every good compiler needs to have a few basic parts:
-a lexer this converts plain text files into strings of tokens, with associated types (string literal, type identifier, list, etc) which the language uses. there are plenty of dedicated lexers out there that you can easily include directly in a new language. flex is a particularly popular one.
-a parser this takes your now-tokenised source and searches for illegal statements (something like: int "tasty";, for example, if you're writing C). there is a lot of interesting theory behind the best methods of doing this, but again, you'd be best off just using one of the many pre-made parsers out there. bison is a popular one

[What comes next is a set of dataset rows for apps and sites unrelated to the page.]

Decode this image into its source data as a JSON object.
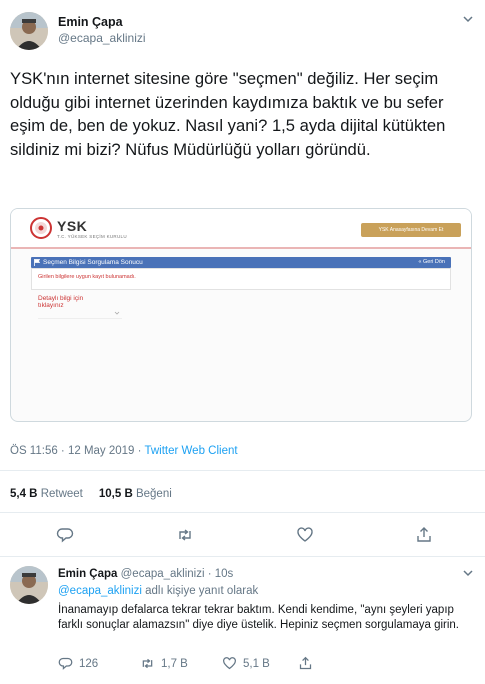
{
  "tweet": {
    "author_name": "Emin Çapa",
    "author_handle": "@ecapa_aklinizi",
    "text": "YSK'nın internet sitesine göre \"seçmen\" değiliz. Her seçim olduğu gibi internet üzerinden kaydımıza baktık ve bu sefer eşim de, ben de yokuz. Nasıl yani? 1,5 ayda dijital kütükten sildiniz mi bizi? Nüfus Müdürlüğü yolları göründü.",
    "timestamp": "ÖS 11:56 · 12 May 2019 · ",
    "client": "Twitter Web Client",
    "retweets_count": "5,4 B",
    "retweets_label": " Retweet",
    "likes_count": "10,5 B",
    "likes_label": " Beğeni"
  },
  "media": {
    "site_title": "YSK",
    "site_subtitle": "T.C. YÜKSEK SEÇİM KURULU",
    "home_button": "YSK Anasayfasına Devam Et",
    "panel_title": "Seçmen Bilgisi Sorgulama Sonucu",
    "back_link": "« Geri Dön",
    "error_message": "Girilen bilgilere uygun kayıt bulunamadı.",
    "detail_label": "Detaylı bilgi için\ntıklayınız"
  },
  "reply": {
    "author_name": "Emin Çapa",
    "author_handle": " @ecapa_aklinizi · 10s",
    "context_mention": "@ecapa_aklinizi",
    "context_rest": " adlı kişiye yanıt olarak",
    "text": "İnanamayıp defalarca tekrar tekrar baktım. Kendi kendime, \"aynı şeyleri yapıp farklı sonuçlar alamazsın\" diye diye üstelik. Hepiniz seçmen sorgulamaya girin.",
    "replies": "126",
    "retweets": "1,7 B",
    "likes": "5,1 B"
  },
  "icons": {
    "reply": "reply-icon",
    "retweet": "retweet-icon",
    "like": "heart-icon",
    "share": "share-icon",
    "caret": "chevron-down-icon"
  },
  "colors": {
    "link": "#1da1f2",
    "secondary_text": "#657786",
    "ysk_red": "#cc3333",
    "ysk_panel_blue": "#4a72b8",
    "ysk_gold": "#c9a15a"
  }
}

-a method for organising data elements (symbol table) and recursive statements (syntax tree). this step will be as easy or as difficult as the complexity level of the program you're writing. if you're making a simple, purely functional language you can use whatever structure you want to store your symbol table. even a giant list would do, though you'd probably want to use something like a heap in order to reduce lookup times. the syntax tree does pretty much have to be a tree structure. this is because it breaks code up into a hierarchical structure so that everything afterwards knows the correct order in which to read your source code. if you had the following code, for example:

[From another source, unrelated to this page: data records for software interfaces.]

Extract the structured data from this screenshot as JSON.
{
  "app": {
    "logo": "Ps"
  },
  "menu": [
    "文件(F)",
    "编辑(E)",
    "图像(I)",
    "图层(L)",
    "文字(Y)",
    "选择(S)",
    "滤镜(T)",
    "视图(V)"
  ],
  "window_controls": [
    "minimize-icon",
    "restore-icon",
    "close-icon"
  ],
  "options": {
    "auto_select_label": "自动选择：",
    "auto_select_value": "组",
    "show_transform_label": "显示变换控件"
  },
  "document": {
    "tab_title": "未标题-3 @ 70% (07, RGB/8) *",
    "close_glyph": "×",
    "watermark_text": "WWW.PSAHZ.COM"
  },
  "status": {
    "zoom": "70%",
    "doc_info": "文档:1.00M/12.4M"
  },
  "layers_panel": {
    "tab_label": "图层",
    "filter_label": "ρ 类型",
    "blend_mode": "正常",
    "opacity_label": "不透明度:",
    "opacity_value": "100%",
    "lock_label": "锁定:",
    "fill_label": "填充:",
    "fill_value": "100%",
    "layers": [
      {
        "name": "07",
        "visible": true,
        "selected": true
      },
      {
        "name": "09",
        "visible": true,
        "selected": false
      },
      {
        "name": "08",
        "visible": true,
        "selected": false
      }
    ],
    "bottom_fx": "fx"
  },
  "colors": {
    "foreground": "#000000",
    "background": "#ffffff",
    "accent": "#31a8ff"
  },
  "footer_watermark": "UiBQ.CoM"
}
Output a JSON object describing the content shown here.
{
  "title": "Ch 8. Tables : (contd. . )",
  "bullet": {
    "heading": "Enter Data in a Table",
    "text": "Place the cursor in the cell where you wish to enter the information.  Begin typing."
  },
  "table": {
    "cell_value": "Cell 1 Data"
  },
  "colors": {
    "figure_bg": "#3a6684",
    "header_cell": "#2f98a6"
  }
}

it might be translated into a pre-order syntax tree like this:
obviously, if you want to work with objects, variable scope, etcetera, this all gets more complicated.
[<rest of program above>]
/ | \
[initialiser] [body] [increment]
/ | \
[0→A] [If statement] [A++]
| / \
[A≤2] [A→C] \
[two part If statement]
/ | \
[condition] [then part] [else part]
| | |
[A=B] [<do foo>] [<do bar>]
-semantic checking. traverse your tree and find any inconsistencies (like a function that expects two parameters being passed three instead or a statement like "string literal" == integer, where integer is of type int).
-code generation part. if you're writing a simple, functional language, this part is really easy. just directly translate your now, organised program into its counterpart in whatever other language you're using (converting to machine code, some other language, or bytecode for a virtual machine), looking up variables in your symbol table as you encounter them while traversing the syntax tree and inserting references to them in your generated code (direct addresses for machine code or a virtual machine or names if you're translating to some other language).
-code optimisation part. scan over your generated code and apply any optimisations you can find. obviously, this part isn't necessary, but you will get slow results without it.